As far as the temperatures with this cooler, again, I do not have a reference model to compare it to, however we have some other 6950’s to compare it to such as the 6950 IceQ X Turbo X. But before we get in to that result, take a look at the cooler. Notice it has five heatpipes starting from the base where it contacts the die, spreading out across the heatsink fin array for better dispersion. You can also see the memory is covered and benefits from the fan orientation blowing down on the PCB. One not so great thing I noticed is the extremely liberal use of the thermal paste on the die. I went ahead and wiped it off and applied some MX-2… a lot less of this product.

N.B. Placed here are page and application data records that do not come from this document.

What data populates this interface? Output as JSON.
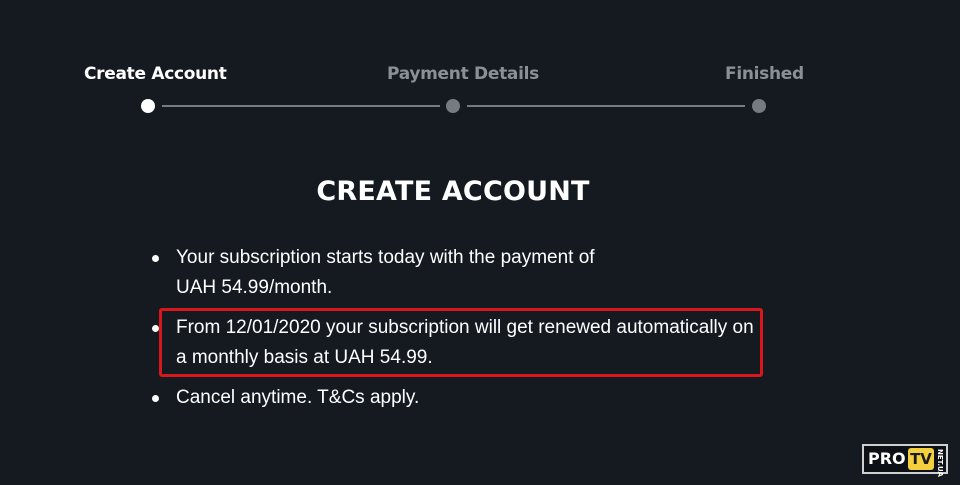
{
  "stepper": {
    "steps": [
      {
        "label": "Create Account",
        "state": "active"
      },
      {
        "label": "Payment Details",
        "state": "inactive"
      },
      {
        "label": "Finished",
        "state": "inactive"
      }
    ]
  },
  "main": {
    "heading": "CREATE ACCOUNT",
    "bullets": [
      {
        "line1": "Your subscription starts today with the payment of",
        "line2": "UAH 54.99/month."
      },
      {
        "line1": "From 12/01/2020 your subscription will get renewed automatically on",
        "line2": "a monthly basis at UAH 54.99."
      },
      {
        "line1": "Cancel anytime. T&Cs apply.",
        "line2": ""
      }
    ]
  },
  "watermark": {
    "pro": "PRO",
    "tv": "TV",
    "net": "NET.UA"
  },
  "colors": {
    "background": "#141a20",
    "highlight_border": "#d9161c",
    "inactive": "#767b82"
  }
}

Temperatures on this card were pretty cool at idle coming in at 32 °C in a 22 °C room. Load temperatures at stock speeds did not break 60 °C and the fan speed was around 40% and nearly silent. I expected, because of the smaller size of the fans for them to be a bit more noisy than a card with larger fans, but that wasn’t the case. After adding some voltage and pushing the card, I still managed to keep it under 60 °C with the default fan profile.

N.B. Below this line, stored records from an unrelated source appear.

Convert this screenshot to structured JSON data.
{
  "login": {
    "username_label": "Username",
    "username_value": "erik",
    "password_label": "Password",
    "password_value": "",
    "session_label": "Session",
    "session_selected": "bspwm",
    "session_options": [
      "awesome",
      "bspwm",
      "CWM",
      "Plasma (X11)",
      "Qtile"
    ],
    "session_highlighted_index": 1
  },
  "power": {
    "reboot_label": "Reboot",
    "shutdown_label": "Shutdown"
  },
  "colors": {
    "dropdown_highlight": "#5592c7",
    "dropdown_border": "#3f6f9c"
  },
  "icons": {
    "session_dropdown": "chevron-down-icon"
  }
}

After cranking it up to the max for clockspeed, voltage, and fan speed, the temperature of this card only reached 53 °C. Impressive and slightly better results across the board compared to the 6950 IceQ X TurboX we tested in the past. The Twin Frozr III cooler is a nice addition to this video card keeping it notable cooler and quieter than reference as well as being negligibly cooler than another aftermarket unit we tested on the same card.
Where to start where to start? On one hand I have a card here that will only run at stock speeds after a bit of a voltage adjustment and overclocking. That does not bode well for the card taken at face value. On the other hand, you have a mid-ranged price ($239.99 after MIR at newegg.com) 6950’s available with an aftermarket cooler on it and even at stock speeds will charge through most anything at 1920×1080 or less.

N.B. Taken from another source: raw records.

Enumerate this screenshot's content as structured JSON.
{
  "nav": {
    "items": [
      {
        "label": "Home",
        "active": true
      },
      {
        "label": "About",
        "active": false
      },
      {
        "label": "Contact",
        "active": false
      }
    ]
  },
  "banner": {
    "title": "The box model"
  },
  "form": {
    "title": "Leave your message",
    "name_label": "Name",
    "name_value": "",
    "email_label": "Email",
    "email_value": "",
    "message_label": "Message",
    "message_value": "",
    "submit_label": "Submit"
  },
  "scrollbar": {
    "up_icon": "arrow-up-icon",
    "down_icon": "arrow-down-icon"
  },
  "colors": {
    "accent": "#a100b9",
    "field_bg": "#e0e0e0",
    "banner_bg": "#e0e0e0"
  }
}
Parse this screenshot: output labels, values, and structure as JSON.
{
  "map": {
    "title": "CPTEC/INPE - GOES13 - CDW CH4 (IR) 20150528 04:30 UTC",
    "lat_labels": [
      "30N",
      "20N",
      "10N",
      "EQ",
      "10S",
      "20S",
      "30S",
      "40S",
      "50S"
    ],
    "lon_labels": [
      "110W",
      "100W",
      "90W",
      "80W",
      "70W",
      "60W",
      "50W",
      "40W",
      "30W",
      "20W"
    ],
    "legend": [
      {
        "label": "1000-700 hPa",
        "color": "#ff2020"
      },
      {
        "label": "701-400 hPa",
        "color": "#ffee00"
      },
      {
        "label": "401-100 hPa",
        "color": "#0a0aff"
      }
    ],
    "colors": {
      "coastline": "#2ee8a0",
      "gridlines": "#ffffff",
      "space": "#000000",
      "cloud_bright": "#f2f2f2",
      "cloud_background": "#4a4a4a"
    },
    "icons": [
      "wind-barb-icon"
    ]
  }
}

The cooling was obviously better and quieter than any reference solution and did manage to best the IceQ X turbo X 6950 we reviewed in the past so those are definitely good things. This card never really wanted to clock up with the best of them, and then when I REALLY tried to push the clocks, she had nothing left in the tank. Again, I strongly believe this was an anomaly. It’s tough to hold anything against a manufacturer for things like this as all of them have a bad card in the batch. I think this is just one of them. I have seen several of these close to or past 1000 MHz core so when working properly, it seems like these will clock just as high as the rest of them, and maybe more with the superior cooling and more robust power delivery.
With that said, MSI has brought to the market a well cooled, and quiet 1 GB 6950 to the end users and with no regret is Overclockers.com approved.